The records below must be duplicated exactly, character for character.
*** Dataset extract ***
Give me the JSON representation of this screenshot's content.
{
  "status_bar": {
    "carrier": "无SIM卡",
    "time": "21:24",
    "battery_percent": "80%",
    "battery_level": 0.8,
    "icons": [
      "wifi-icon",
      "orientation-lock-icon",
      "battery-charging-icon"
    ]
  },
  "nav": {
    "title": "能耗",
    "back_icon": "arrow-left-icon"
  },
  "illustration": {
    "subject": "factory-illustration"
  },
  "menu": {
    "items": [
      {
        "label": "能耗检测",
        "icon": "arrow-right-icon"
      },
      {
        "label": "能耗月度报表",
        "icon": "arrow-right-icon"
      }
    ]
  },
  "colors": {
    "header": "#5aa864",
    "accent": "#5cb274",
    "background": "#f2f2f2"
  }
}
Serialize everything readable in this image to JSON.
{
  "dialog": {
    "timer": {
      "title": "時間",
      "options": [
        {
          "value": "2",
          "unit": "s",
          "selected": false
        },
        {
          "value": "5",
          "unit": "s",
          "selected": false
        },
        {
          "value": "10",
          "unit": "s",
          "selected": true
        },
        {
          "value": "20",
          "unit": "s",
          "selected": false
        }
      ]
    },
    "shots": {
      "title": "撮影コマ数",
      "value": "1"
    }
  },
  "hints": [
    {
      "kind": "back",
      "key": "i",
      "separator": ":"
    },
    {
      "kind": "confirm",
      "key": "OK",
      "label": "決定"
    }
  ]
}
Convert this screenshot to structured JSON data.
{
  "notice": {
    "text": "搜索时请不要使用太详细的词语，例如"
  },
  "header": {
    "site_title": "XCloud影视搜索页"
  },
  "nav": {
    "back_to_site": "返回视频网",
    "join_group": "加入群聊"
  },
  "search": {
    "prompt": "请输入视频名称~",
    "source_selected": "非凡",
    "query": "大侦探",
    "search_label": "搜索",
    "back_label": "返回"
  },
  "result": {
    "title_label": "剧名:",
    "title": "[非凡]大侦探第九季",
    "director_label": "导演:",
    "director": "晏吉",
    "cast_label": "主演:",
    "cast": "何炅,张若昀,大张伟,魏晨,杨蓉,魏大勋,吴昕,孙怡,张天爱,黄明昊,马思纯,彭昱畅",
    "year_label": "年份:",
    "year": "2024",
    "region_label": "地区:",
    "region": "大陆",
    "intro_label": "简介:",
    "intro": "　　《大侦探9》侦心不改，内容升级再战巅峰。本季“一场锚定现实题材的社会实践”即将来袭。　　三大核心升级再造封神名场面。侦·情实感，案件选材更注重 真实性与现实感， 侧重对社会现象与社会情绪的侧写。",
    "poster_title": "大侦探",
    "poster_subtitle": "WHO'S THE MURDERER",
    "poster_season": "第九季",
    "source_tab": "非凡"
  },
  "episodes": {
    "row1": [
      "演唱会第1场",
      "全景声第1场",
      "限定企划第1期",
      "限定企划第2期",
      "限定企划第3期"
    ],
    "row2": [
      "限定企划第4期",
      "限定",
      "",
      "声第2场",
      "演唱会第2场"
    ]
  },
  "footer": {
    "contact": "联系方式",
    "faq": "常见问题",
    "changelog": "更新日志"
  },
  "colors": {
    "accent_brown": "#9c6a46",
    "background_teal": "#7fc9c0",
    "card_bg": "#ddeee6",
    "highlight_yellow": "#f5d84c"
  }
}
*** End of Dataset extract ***
:: Task output ::
Give me the JSON representation of this screenshot's content.
{
  "status_bar": {
    "carrier": "无SIM卡",
    "time": "21:24",
    "battery_percent": "80%",
    "battery_level": 0.8,
    "icons": [
      "wifi-icon",
      "orientation-lock-icon",
      "battery-charging-icon"
    ]
  },
  "nav": {
    "title": "能耗",
    "back_icon": "arrow-left-icon"
  },
  "illustration": {
    "subject": "factory-illustration"
  },
  "menu": {
    "items": [
      {
        "label": "能耗检测",
        "icon": "arrow-right-icon"
      },
      {
        "label": "能耗月度报表",
        "icon": "arrow-right-icon"
      }
    ]
  },
  "colors": {
    "header": "#5aa864",
    "accent": "#5cb274",
    "background": "#f2f2f2"
  }
}
Serialize everything readable in this image to JSON.
{
  "dialog": {
    "timer": {
      "title": "時間",
      "options": [
        {
          "value": "2",
          "unit": "s",
          "selected": false
        },
        {
          "value": "5",
          "unit": "s",
          "selected": false
        },
        {
          "value": "10",
          "unit": "s",
          "selected": true
        },
        {
          "value": "20",
          "unit": "s",
          "selected": false
        }
      ]
    },
    "shots": {
      "title": "撮影コマ数",
      "value": "1"
    }
  },
  "hints": [
    {
      "kind": "back",
      "key": "i",
      "separator": ":"
    },
    {
      "kind": "confirm",
      "key": "OK",
      "label": "決定"
    }
  ]
}
Convert this screenshot to structured JSON data.
{
  "notice": {
    "text": "搜索时请不要使用太详细的词语，例如"
  },
  "header": {
    "site_title": "XCloud影视搜索页"
  },
  "nav": {
    "back_to_site": "返回视频网",
    "join_group": "加入群聊"
  },
  "search": {
    "prompt": "请输入视频名称~",
    "source_selected": "非凡",
    "query": "大侦探",
    "search_label": "搜索",
    "back_label": "返回"
  },
  "result": {
    "title_label": "剧名:",
    "title": "[非凡]大侦探第九季",
    "director_label": "导演:",
    "director": "晏吉",
    "cast_label": "主演:",
    "cast": "何炅,张若昀,大张伟,魏晨,杨蓉,魏大勋,吴昕,孙怡,张天爱,黄明昊,马思纯,彭昱畅",
    "year_label": "年份:",
    "year": "2024",
    "region_label": "地区:",
    "region": "大陆",
    "intro_label": "简介:",
    "intro": "　　《大侦探9》侦心不改，内容升级再战巅峰。本季“一场锚定现实题材的社会实践”即将来袭。　　三大核心升级再造封神名场面。侦·情实感，案件选材更注重 真实性与现实感， 侧重对社会现象与社会情绪的侧写。",
    "poster_title": "大侦探",
    "poster_subtitle": "WHO'S THE MURDERER",
    "poster_season": "第九季",
    "source_tab": "非凡"
  },
  "episodes": {
    "row1": [
      "演唱会第1场",
      "全景声第1场",
      "限定企划第1期",
      "限定企划第2期",
      "限定企划第3期"
    ],
    "row2": [
      "限定企划第4期",
      "限定",
      "",
      "声第2场",
      "演唱会第2场"
    ]
  },
  "footer": {
    "contact": "联系方式",
    "faq": "常见问题",
    "changelog": "更新日志"
  },
  "colors": {
    "accent_brown": "#9c6a46",
    "background_teal": "#7fc9c0",
    "card_bg": "#ddeee6",
    "highlight_yellow": "#f5d84c"
  }
}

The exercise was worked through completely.